• _Assignment_
Could you please retype all of the records exactly, skipping any pictures?

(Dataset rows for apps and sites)
________________________
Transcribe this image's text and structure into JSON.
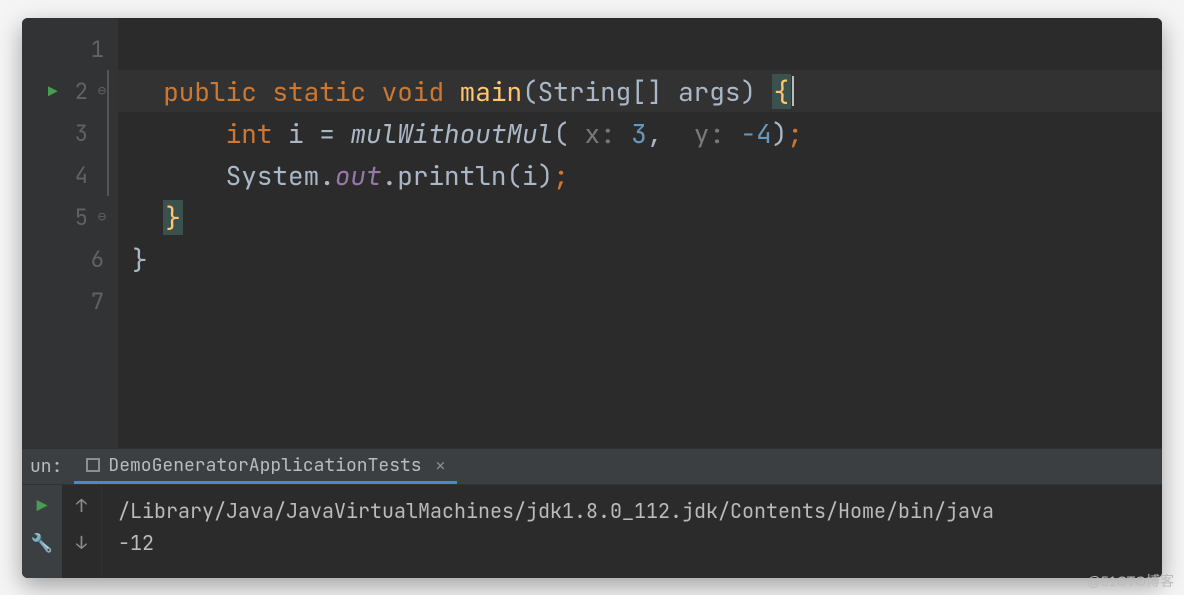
{
  "editor": {
    "lines": [
      "1",
      "2",
      "3",
      "4",
      "5",
      "6",
      "7"
    ],
    "code": {
      "l2": {
        "kw1": "public",
        "kw2": "static",
        "kw3": "void",
        "method": "main",
        "param": "(String[] args) ",
        "brace": "{"
      },
      "l3": {
        "indent": "    ",
        "type": "int",
        "assign": " i = ",
        "call": "mulWithoutMul",
        "open": "(",
        "hint1": " x: ",
        "arg1": "3",
        "comma": ",  ",
        "hint2": "y: ",
        "arg2": "-4",
        "close": ")",
        "semi": ";"
      },
      "l4": {
        "indent": "    ",
        "sys": "System.",
        "out": "out",
        "println": ".println(i)",
        "semi": ";"
      },
      "l5": {
        "brace": "}"
      },
      "l6": {
        "brace": "}"
      }
    }
  },
  "run": {
    "label": "un:",
    "tab_name": "DemoGeneratorApplicationTests",
    "console_line1": "/Library/Java/JavaVirtualMachines/jdk1.8.0_112.jdk/Contents/Home/bin/java",
    "console_line2": "-12"
  },
  "watermark": "@51CTO博客"
}
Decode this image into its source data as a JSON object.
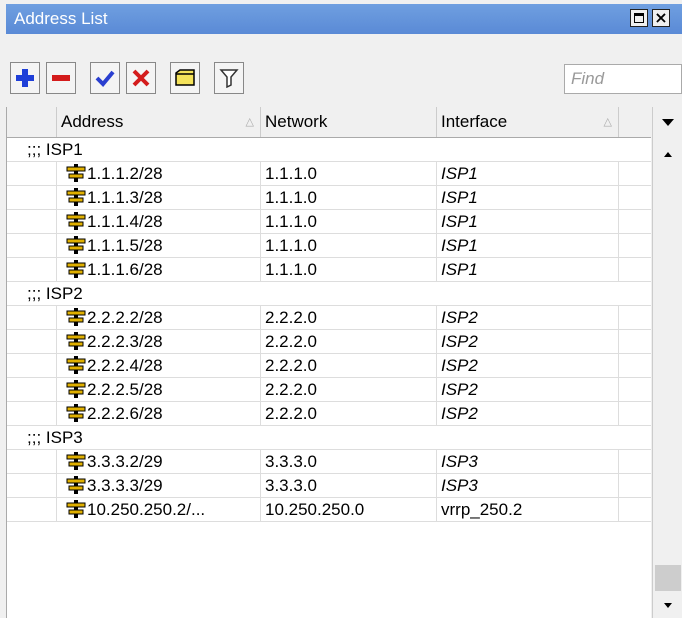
{
  "window": {
    "title": "Address List"
  },
  "toolbar": {
    "find_placeholder": "Find"
  },
  "columns": [
    "Address",
    "Network",
    "Interface"
  ],
  "groups": [
    {
      "label": ";;; ISP1",
      "rows": [
        {
          "address": "1.1.1.2/28",
          "network": "1.1.1.0",
          "interface": "ISP1"
        },
        {
          "address": "1.1.1.3/28",
          "network": "1.1.1.0",
          "interface": "ISP1"
        },
        {
          "address": "1.1.1.4/28",
          "network": "1.1.1.0",
          "interface": "ISP1"
        },
        {
          "address": "1.1.1.5/28",
          "network": "1.1.1.0",
          "interface": "ISP1"
        },
        {
          "address": "1.1.1.6/28",
          "network": "1.1.1.0",
          "interface": "ISP1"
        }
      ]
    },
    {
      "label": ";;; ISP2",
      "rows": [
        {
          "address": "2.2.2.2/28",
          "network": "2.2.2.0",
          "interface": "ISP2"
        },
        {
          "address": "2.2.2.3/28",
          "network": "2.2.2.0",
          "interface": "ISP2"
        },
        {
          "address": "2.2.2.4/28",
          "network": "2.2.2.0",
          "interface": "ISP2"
        },
        {
          "address": "2.2.2.5/28",
          "network": "2.2.2.0",
          "interface": "ISP2"
        },
        {
          "address": "2.2.2.6/28",
          "network": "2.2.2.0",
          "interface": "ISP2"
        }
      ]
    },
    {
      "label": ";;; ISP3",
      "rows": [
        {
          "address": "3.3.3.2/29",
          "network": "3.3.3.0",
          "interface": "ISP3"
        },
        {
          "address": "3.3.3.3/29",
          "network": "3.3.3.0",
          "interface": "ISP3"
        },
        {
          "address": "10.250.250.2/...",
          "network": "10.250.250.0",
          "interface": "vrrp_250.2",
          "interface_italic": false
        }
      ]
    }
  ],
  "icons": {
    "add": "plus-icon",
    "remove": "minus-icon",
    "enable": "check-icon",
    "disable": "x-icon",
    "comment": "note-icon",
    "filter": "filter-icon",
    "address": "address-icon"
  },
  "colors": {
    "title_bar": "#5a8ad6",
    "add": "#1f3fd8",
    "remove": "#d41c1c",
    "check": "#2a3fd0",
    "address_icon": "#e0b000"
  }
}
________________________
• _Task result_
Transcribe this image's text and structure into JSON.
{
  "editor": {
    "lines": [
      "1",
      "2",
      "3",
      "4",
      "5",
      "6",
      "7"
    ],
    "code": {
      "l2": {
        "kw1": "public",
        "kw2": "static",
        "kw3": "void",
        "method": "main",
        "param": "(String[] args) ",
        "brace": "{"
      },
      "l3": {
        "indent": "    ",
        "type": "int",
        "assign": " i = ",
        "call": "mulWithoutMul",
        "open": "(",
        "hint1": " x: ",
        "arg1": "3",
        "comma": ",  ",
        "hint2": "y: ",
        "arg2": "-4",
        "close": ")",
        "semi": ";"
      },
      "l4": {
        "indent": "    ",
        "sys": "System.",
        "out": "out",
        "println": ".println(i)",
        "semi": ";"
      },
      "l5": {
        "brace": "}"
      },
      "l6": {
        "brace": "}"
      }
    }
  },
  "run": {
    "label": "un:",
    "tab_name": "DemoGeneratorApplicationTests",
    "console_line1": "/Library/Java/JavaVirtualMachines/jdk1.8.0_112.jdk/Contents/Home/bin/java",
    "console_line2": "-12"
  },
  "watermark": "@51CTO博客"
}
Decode this image into its source data as a JSON object.
{
  "window": {
    "title": "Address List"
  },
  "toolbar": {
    "find_placeholder": "Find"
  },
  "columns": [
    "Address",
    "Network",
    "Interface"
  ],
  "groups": [
    {
      "label": ";;; ISP1",
      "rows": [
        {
          "address": "1.1.1.2/28",
          "network": "1.1.1.0",
          "interface": "ISP1"
        },
        {
          "address": "1.1.1.3/28",
          "network": "1.1.1.0",
          "interface": "ISP1"
        },
        {
          "address": "1.1.1.4/28",
          "network": "1.1.1.0",
          "interface": "ISP1"
        },
        {
          "address": "1.1.1.5/28",
          "network": "1.1.1.0",
          "interface": "ISP1"
        },
        {
          "address": "1.1.1.6/28",
          "network": "1.1.1.0",
          "interface": "ISP1"
        }
      ]
    },
    {
      "label": ";;; ISP2",
      "rows": [
        {
          "address": "2.2.2.2/28",
          "network": "2.2.2.0",
          "interface": "ISP2"
        },
        {
          "address": "2.2.2.3/28",
          "network": "2.2.2.0",
          "interface": "ISP2"
        },
        {
          "address": "2.2.2.4/28",
          "network": "2.2.2.0",
          "interface": "ISP2"
        },
        {
          "address": "2.2.2.5/28",
          "network": "2.2.2.0",
          "interface": "ISP2"
        },
        {
          "address": "2.2.2.6/28",
          "network": "2.2.2.0",
          "interface": "ISP2"
        }
      ]
    },
    {
      "label": ";;; ISP3",
      "rows": [
        {
          "address": "3.3.3.2/29",
          "network": "3.3.3.0",
          "interface": "ISP3"
        },
        {
          "address": "3.3.3.3/29",
          "network": "3.3.3.0",
          "interface": "ISP3"
        },
        {
          "address": "10.250.250.2/...",
          "network": "10.250.250.0",
          "interface": "vrrp_250.2",
          "interface_italic": false
        }
      ]
    }
  ],
  "icons": {
    "add": "plus-icon",
    "remove": "minus-icon",
    "enable": "check-icon",
    "disable": "x-icon",
    "comment": "note-icon",
    "filter": "filter-icon",
    "address": "address-icon"
  },
  "colors": {
    "title_bar": "#5a8ad6",
    "add": "#1f3fd8",
    "remove": "#d41c1c",
    "check": "#2a3fd0",
    "address_icon": "#e0b000"
  }
}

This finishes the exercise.